Limited customization, thin feature set
Considering the app is so unpleasant to use, here’s the good news: There are not many reasons to use it after the setup process. The Zyxel Multy U has little customization and almost no features. Also, there’s no level of depth in its settings.
For example, you can view a list of connected devices, but you can’t find out which hardware unit a device connects to. You can name the 2.4GHz band and 5GHz band as two separate Wi-Fi networks, but you can’t use two different passwords for them. The Parental Control feature is basically an Internet block based on MAC address. You can’t block a particular website via a domain name, or websites based on a category, but only Internet access.
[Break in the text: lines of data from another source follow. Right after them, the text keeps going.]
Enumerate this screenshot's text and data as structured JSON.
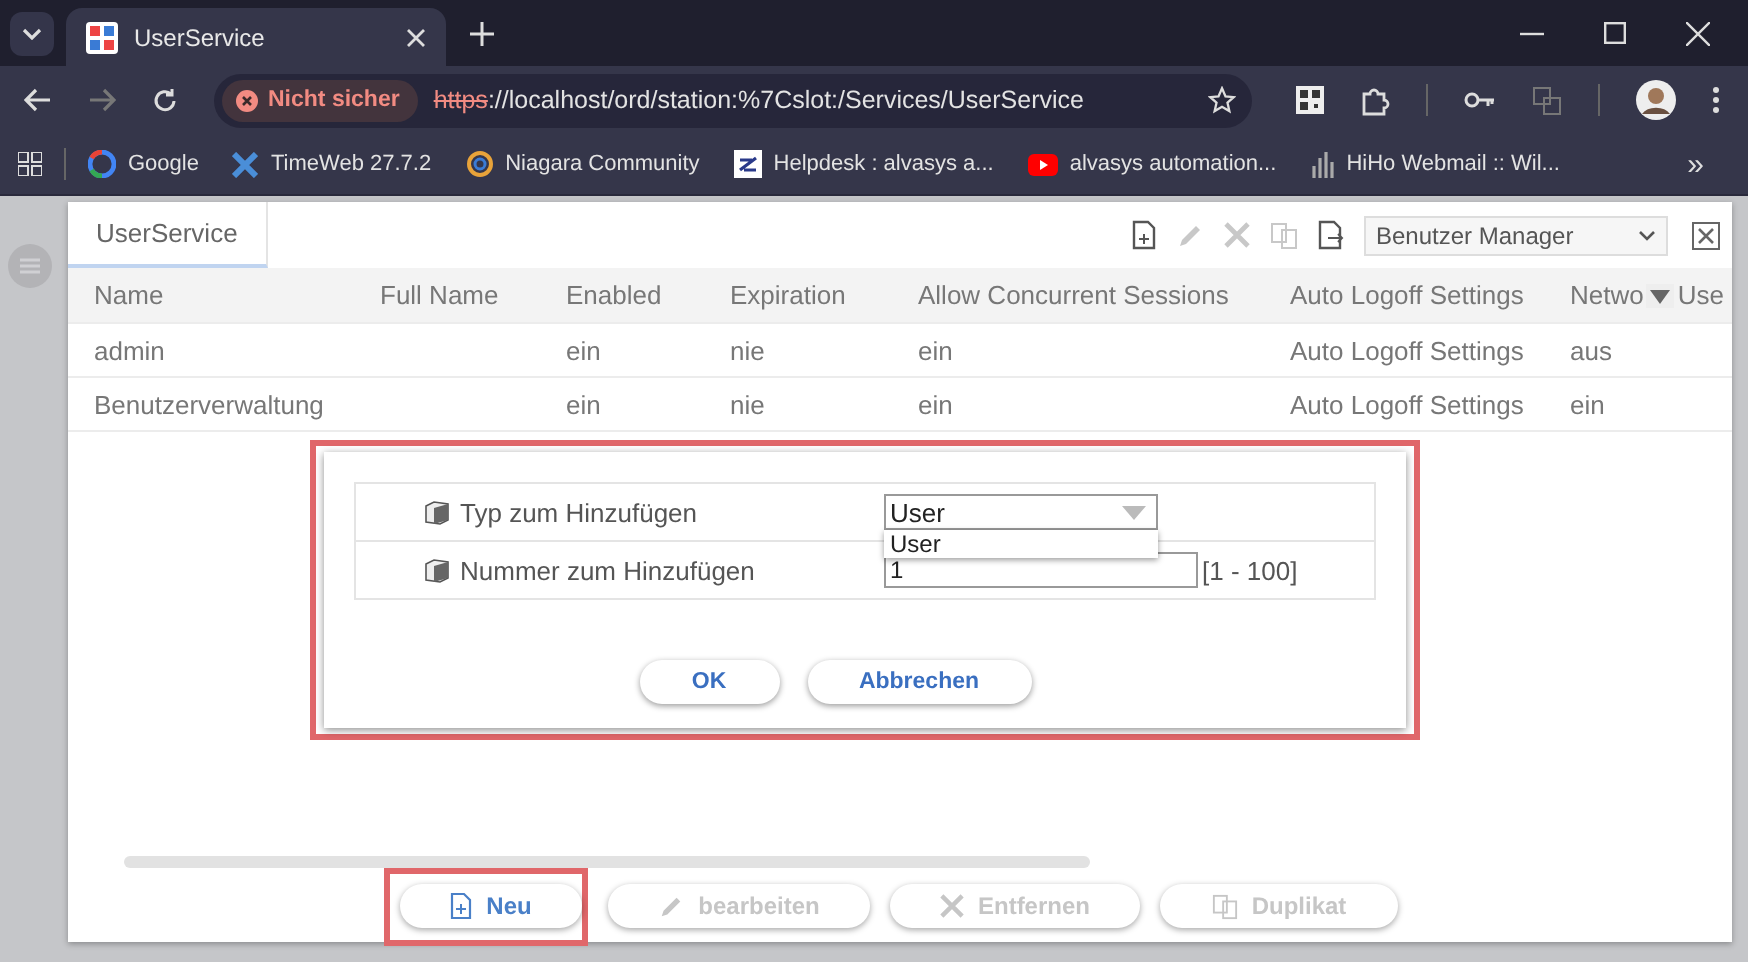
{
  "browser": {
    "tab_title": "UserService",
    "security_chip": "Nicht sicher",
    "url_scheme": "https",
    "url_rest": "://localhost/ord/station:%7Cslot:/Services/UserService",
    "bookmarks": [
      {
        "label": "Google",
        "kind": "google"
      },
      {
        "label": "TimeWeb 27.7.2",
        "kind": "cross"
      },
      {
        "label": "Niagara Community",
        "kind": "ring"
      },
      {
        "label": "Helpdesk : alvasys a...",
        "kind": "square"
      },
      {
        "label": "alvasys automation...",
        "kind": "play"
      },
      {
        "label": "HiHo Webmail :: Wil...",
        "kind": "bars"
      }
    ],
    "bookmarks_overflow": "»"
  },
  "panel": {
    "tab": {
      "label": "UserService",
      "selected": true
    },
    "toolbar": [
      {
        "kind": "new",
        "disabled": false
      },
      {
        "kind": "edit",
        "disabled": true
      },
      {
        "kind": "delete",
        "disabled": true
      },
      {
        "kind": "duplicate",
        "disabled": true
      },
      {
        "kind": "export",
        "disabled": false
      }
    ],
    "view_select": "Benutzer Manager",
    "table": {
      "columns": [
        "Name",
        "Full Name",
        "Enabled",
        "Expiration",
        "Allow Concurrent Sessions",
        "Auto Logoff Settings",
        "Netwo",
        "Use"
      ],
      "rows": [
        [
          "admin",
          "",
          "ein",
          "nie",
          "ein",
          "Auto Logoff Settings",
          "aus"
        ],
        [
          "Benutzerverwaltung",
          "",
          "ein",
          "nie",
          "ein",
          "Auto Logoff Settings",
          "ein"
        ]
      ]
    },
    "dialog": {
      "highlighted": true,
      "fields": [
        {
          "kind": "select",
          "label": "Typ zum Hinzufügen",
          "value": "User",
          "options": [
            "User"
          ]
        },
        {
          "kind": "number",
          "label": "Nummer zum Hinzufügen",
          "value": "1",
          "range": "[1 - 100]"
        }
      ],
      "buttons": [
        "OK",
        "Abbrechen"
      ]
    },
    "actions": [
      {
        "kind": "new",
        "label": "Neu",
        "disabled": false,
        "highlighted": true
      },
      {
        "kind": "edit",
        "label": "bearbeiten",
        "disabled": true,
        "highlighted": false
      },
      {
        "kind": "delete",
        "label": "Entfernen",
        "disabled": true,
        "highlighted": false
      },
      {
        "kind": "duplicate",
        "label": "Duplikat",
        "disabled": true,
        "highlighted": false
      }
    ]
  }
}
So it’s not really a Parental Control feature.
Here are the rest of what you can do with the Multy U:
- IP reservation.
- Port forwarding.
- Put the mesh in regular (router) or Bridge (Access Point) mode. The latter is useful when you want to use the mesh with an existing router or gateway.
- Customize the Guest network (only available on 2.4GHz band).
- Perform Internet and local Wi-Fi speed tests. By the way, I found these tests somewhat inconsistent and inaccurate.
To be fair, though, the Multy U still has more customization and features than other similarly priced canned mesh systems.
Zyxel Multy U’s detail photos
Zyxel Multy U: Good performance
I tested a 3-pack of the Multy U, and while its performance didn’t blow me away, the system proved to be fast and reliable enough for most home users.
In the router tests, where I used only one unit of the Multy U, I got an average speed of almost 510 Mbps at a close range of fewer than 10 feet (3m). When I increased the distance to 40 feet (12 m), the unit now registered more than 240 Mbps.
For the mesh tests, I used two additional Multy U units and placed them around the main router unit in the star topology at 40 feet away. Thanks to the dedicated 5GHz backhaul band, the Multy U satellites were faster than most other dual-band systems. They averaged close to 300 Mbps and almost 130 Mbps at close and long range, respectively.
As for coverage, three well-placed units can easily cover more than 5000 ft² (465m²) easily with strong Wi-Fi signals in my tests. Keep in mind, though, that the Wi-Fi range varies a great deal depending on the environment. By the way, the system’s seamless handoff worked well, too, I was able to move seamlessly around without getting disconnected.
As for reliability, I used the Multy U for a week as my primary Wi-Fi system and had no connection issues during this time at all.
Zyxel didn’t get its priorities straight with the Multy U. It’s a mistake to invest so much into making it a fashion piece. The result is a good mesh system that’s stunted by the impractical design and a somewhat shoddy mobile app.
Nonetheless, thanks to its good performance, and the relatively reasonable price, the Zyxel Multy U AC2100 Tri-Band Wi-Fi System is still a good investment for those living in a large home with an average broadband connection.